Jenkins, a member of the Show Jumping Hall of Fame, said it’s common for horses to get accustomed to a certain rider over time, particularly when their racing career spans several years.
“They sure do,” the 78-year-old Jenkins said. “You can tell the difference, with Victor and that horse, especially. But, then again, I’ve seen other people ride him and he’s done all right for them, too. We’ll see.”
Richard Monterrey will become just the sixth jockey to ride Cordmaker during his career. Steve ‘Cowboy’ Hamilton and Alex Cintron both won, and Xavier Perez was the last to ride before Carrasco’s streak, finishing third in the December 2018 Jennings at Laurel. Angel Cruz also rode in a July 2020 allowance, finishing fifth.
“He’s Victor’s horse,” Jenkins said, “[but Monterrey] rides good.
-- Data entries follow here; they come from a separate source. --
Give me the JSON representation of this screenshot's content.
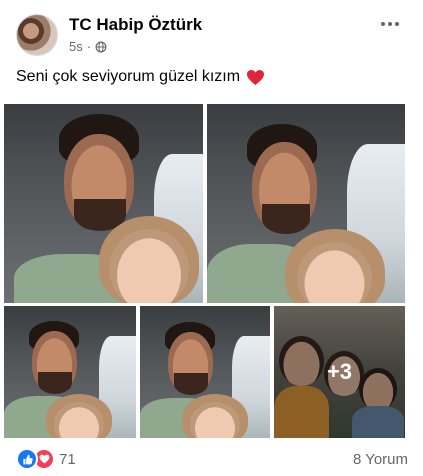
{
  "post": {
    "author": "TC Habip Öztürk",
    "time": "5s",
    "separator": "·",
    "privacy_icon": "globe-icon",
    "more_icon": "more-options-icon",
    "text": "Seni çok seviyorum güzel kızım",
    "text_emoji": "heart-icon"
  },
  "photos": {
    "extra_count": "+3"
  },
  "footer": {
    "reaction_icons": [
      "like-icon",
      "love-icon"
    ],
    "reaction_count": "71",
    "comments": "8 Yorum"
  },
  "colors": {
    "like": "#1877f2",
    "love": "#f33e58",
    "secondary_text": "#65676b"
  }
}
It won’t be much difference. That’s the reason that I ride him. He does remind me of Victor in a lot of ways. It’s not changing much when you switch to him.”
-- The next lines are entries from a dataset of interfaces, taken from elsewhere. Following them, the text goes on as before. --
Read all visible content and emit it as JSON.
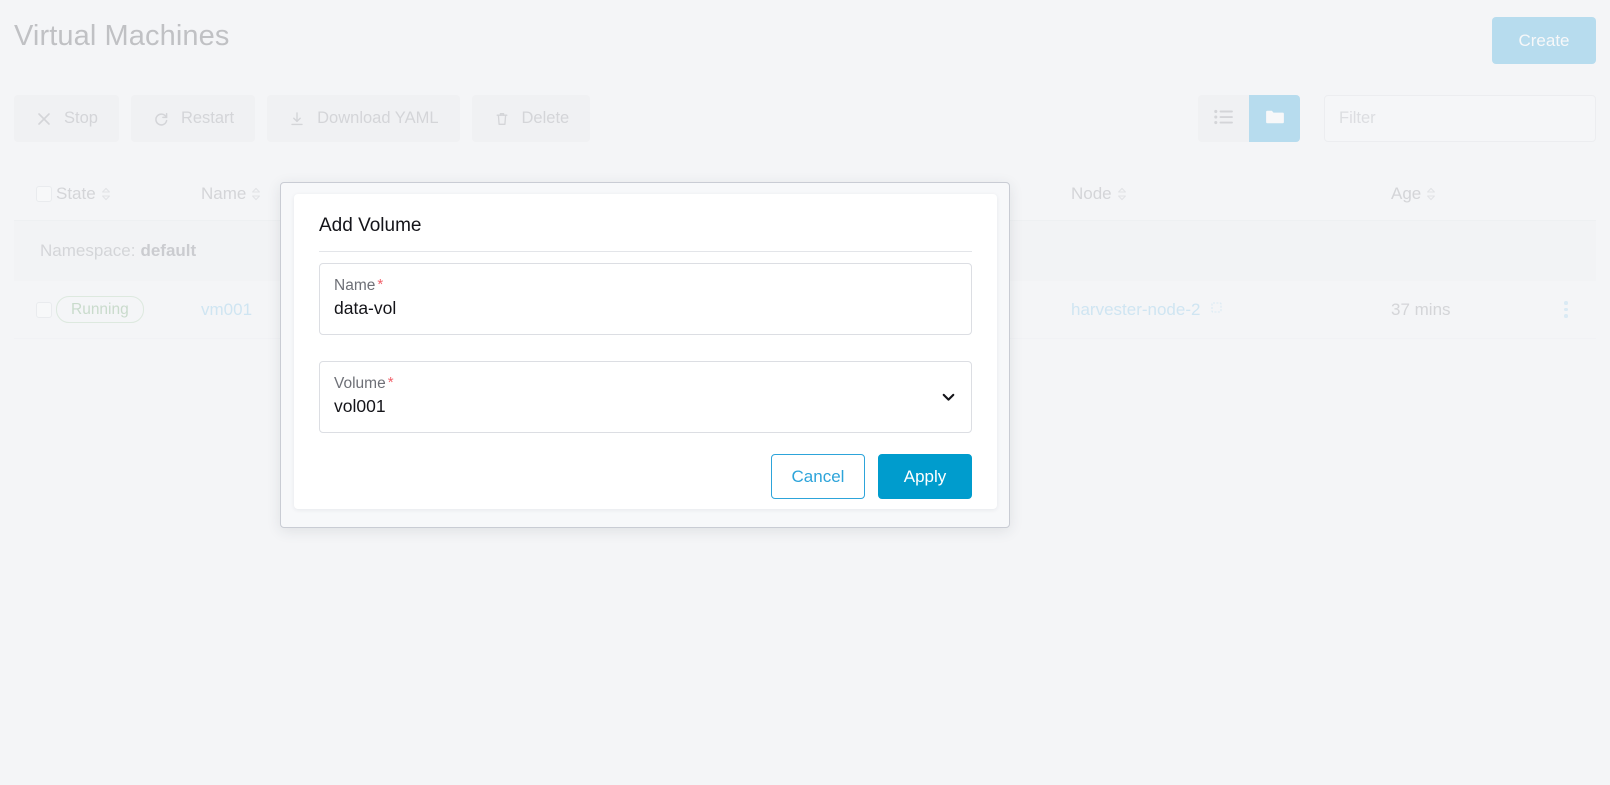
{
  "header": {
    "title": "Virtual Machines",
    "create_label": "Create"
  },
  "toolbar": {
    "actions": [
      {
        "label": "Stop",
        "icon": "close-icon"
      },
      {
        "label": "Restart",
        "icon": "refresh-icon"
      },
      {
        "label": "Download YAML",
        "icon": "download-icon"
      },
      {
        "label": "Delete",
        "icon": "trash-icon"
      }
    ]
  },
  "view_toggle": {
    "list_icon": "list-view-icon",
    "group_icon": "folder-group-view-icon",
    "active": "group"
  },
  "search": {
    "placeholder": "Filter",
    "value": ""
  },
  "table": {
    "columns": [
      {
        "key": "state",
        "label": "State"
      },
      {
        "key": "name",
        "label": "Name"
      },
      {
        "key": "node",
        "label": "Node"
      },
      {
        "key": "age",
        "label": "Age"
      }
    ],
    "group": {
      "prefix": "Namespace:",
      "value": "default"
    },
    "rows": [
      {
        "state": "Running",
        "name": "vm001",
        "node": "harvester-node-2",
        "age": "37 mins"
      }
    ]
  },
  "modal": {
    "title": "Add Volume",
    "fields": [
      {
        "label": "Name",
        "required_mark": "*",
        "value": "data-vol",
        "type": "text"
      },
      {
        "label": "Volume",
        "required_mark": "*",
        "value": "vol001",
        "type": "select"
      }
    ],
    "cancel_label": "Cancel",
    "apply_label": "Apply"
  },
  "colors": {
    "accent": "#2da4da",
    "apply": "#009ccd",
    "required": "#f1606a",
    "running_badge": "#6aa06a",
    "link": "#7cc2e8",
    "page_bg": "#f4f5f7"
  }
}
Cordmaker drew Post 7 in a field of eight that includes The Poser, third in the Maryland Million Classic the past two years; multiple stakes winner Local Motive; multiple stakes-placed Plot the Dots, racing first off the claim for trainer Norman ‘Lynn’ Cash; American d’Oro, a 9 ¼-length winner last out Oct. 13 at Laurel; Famished, most recently fourth in Laurel’s Oct. 1 Challedon; Treasure Trove and the entry of Benandjoe and Excellorator.
“I didn’t really look through it too much. We’ll just see where we’re at tomorrow,” Jenkins said. “I’m not going to scratch him no matter what happens. We’ll see.”
With a purse of $62,000, finishing first or second Friday would push Cordmaker – sitting at $989,640 – over the $1 million mark in career earnings. Jenkins would love to reach the milestone on his home track, particularly considering the following he has gained throughout the Mid-Atlantic over the years.
“It makes me feel good for the owners and me, and of course I feel good for the horse,” Jenkins said. “It’s amazing how much horses change their attitudes when they know the people like them.”
Cordmaker had raced in 17 of 20 months dating back to the summer of 2020 before his most recent down time, spent at Dark Hollow Farm in Upperco, Md. His longest stretch between starts is 280 days from September 2019 to July 2020, when he was fifth in a one-mile allowance. That absence was complicated by a pause in racing amid the coronavirus pandemic.
Jenkins and Hillwood’s Ellen Charles have yet to decide whether Cordmaker will return as an 8-year-old in 2023. Ultimately, the decision will be left up to the horse.
“I don’t know. We’ll see,” Jenkins said. “Tell you the truth, I let him call the shots. He’s older than me.”
Post time for Friday’s nine-race card is 12:15 p.m. Laurel will open its doors at 11 a.m. and offer advance wagering on Saturday’s entire 12-race Breeders’ Cup card from Keeneland.
Laurel will open its doors at 10 a.m. Saturday with a special 11:25 a.m. post for the first of 10 live races.